The problem | Output the full listing below exactly, without the pictures.

Data for this task |
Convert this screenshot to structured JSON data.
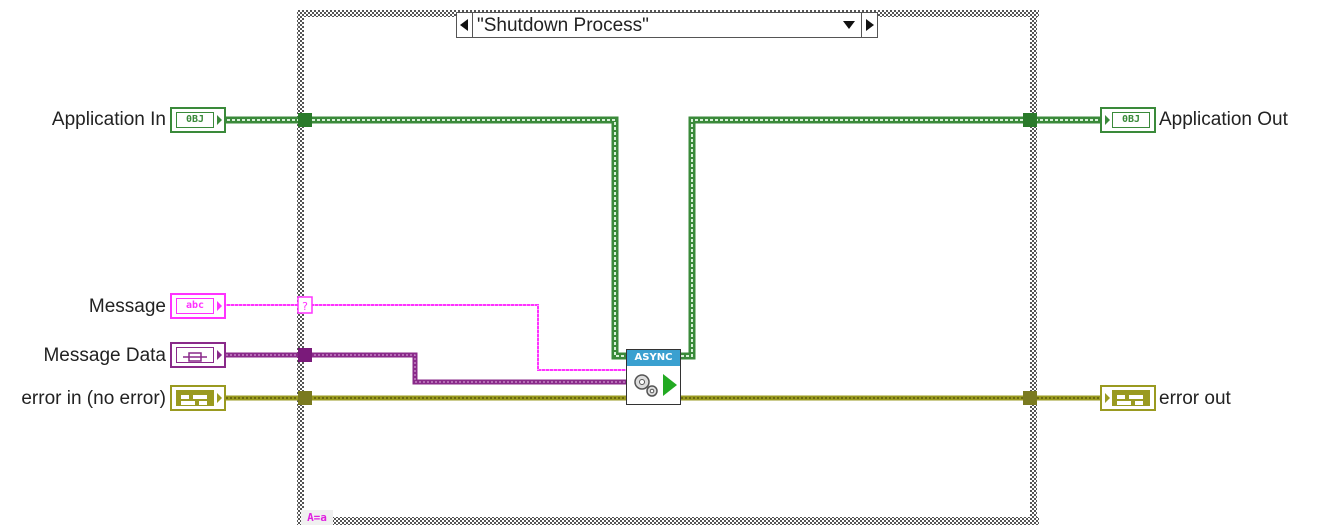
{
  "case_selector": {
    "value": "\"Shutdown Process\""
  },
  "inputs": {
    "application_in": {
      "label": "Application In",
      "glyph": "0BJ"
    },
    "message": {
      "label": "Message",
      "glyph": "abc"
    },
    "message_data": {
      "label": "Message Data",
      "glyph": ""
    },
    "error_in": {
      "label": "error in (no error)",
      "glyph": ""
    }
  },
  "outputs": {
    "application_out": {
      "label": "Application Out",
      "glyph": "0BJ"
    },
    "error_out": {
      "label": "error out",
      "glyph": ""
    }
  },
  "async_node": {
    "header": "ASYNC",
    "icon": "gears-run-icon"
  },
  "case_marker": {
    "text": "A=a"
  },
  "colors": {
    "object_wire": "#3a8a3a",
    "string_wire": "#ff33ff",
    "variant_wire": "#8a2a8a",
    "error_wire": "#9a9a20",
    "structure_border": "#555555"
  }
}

Solution to this problem |
Convert this screenshot to structured JSON data.
{
  "case_selector": {
    "value": "\"Shutdown Process\""
  },
  "inputs": {
    "application_in": {
      "label": "Application In",
      "glyph": "0BJ"
    },
    "message": {
      "label": "Message",
      "glyph": "abc"
    },
    "message_data": {
      "label": "Message Data",
      "glyph": ""
    },
    "error_in": {
      "label": "error in (no error)",
      "glyph": ""
    }
  },
  "outputs": {
    "application_out": {
      "label": "Application Out",
      "glyph": "0BJ"
    },
    "error_out": {
      "label": "error out",
      "glyph": ""
    }
  },
  "async_node": {
    "header": "ASYNC",
    "icon": "gears-run-icon"
  },
  "case_marker": {
    "text": "A=a"
  },
  "colors": {
    "object_wire": "#3a8a3a",
    "string_wire": "#ff33ff",
    "variant_wire": "#8a2a8a",
    "error_wire": "#9a9a20",
    "structure_border": "#555555"
  }
}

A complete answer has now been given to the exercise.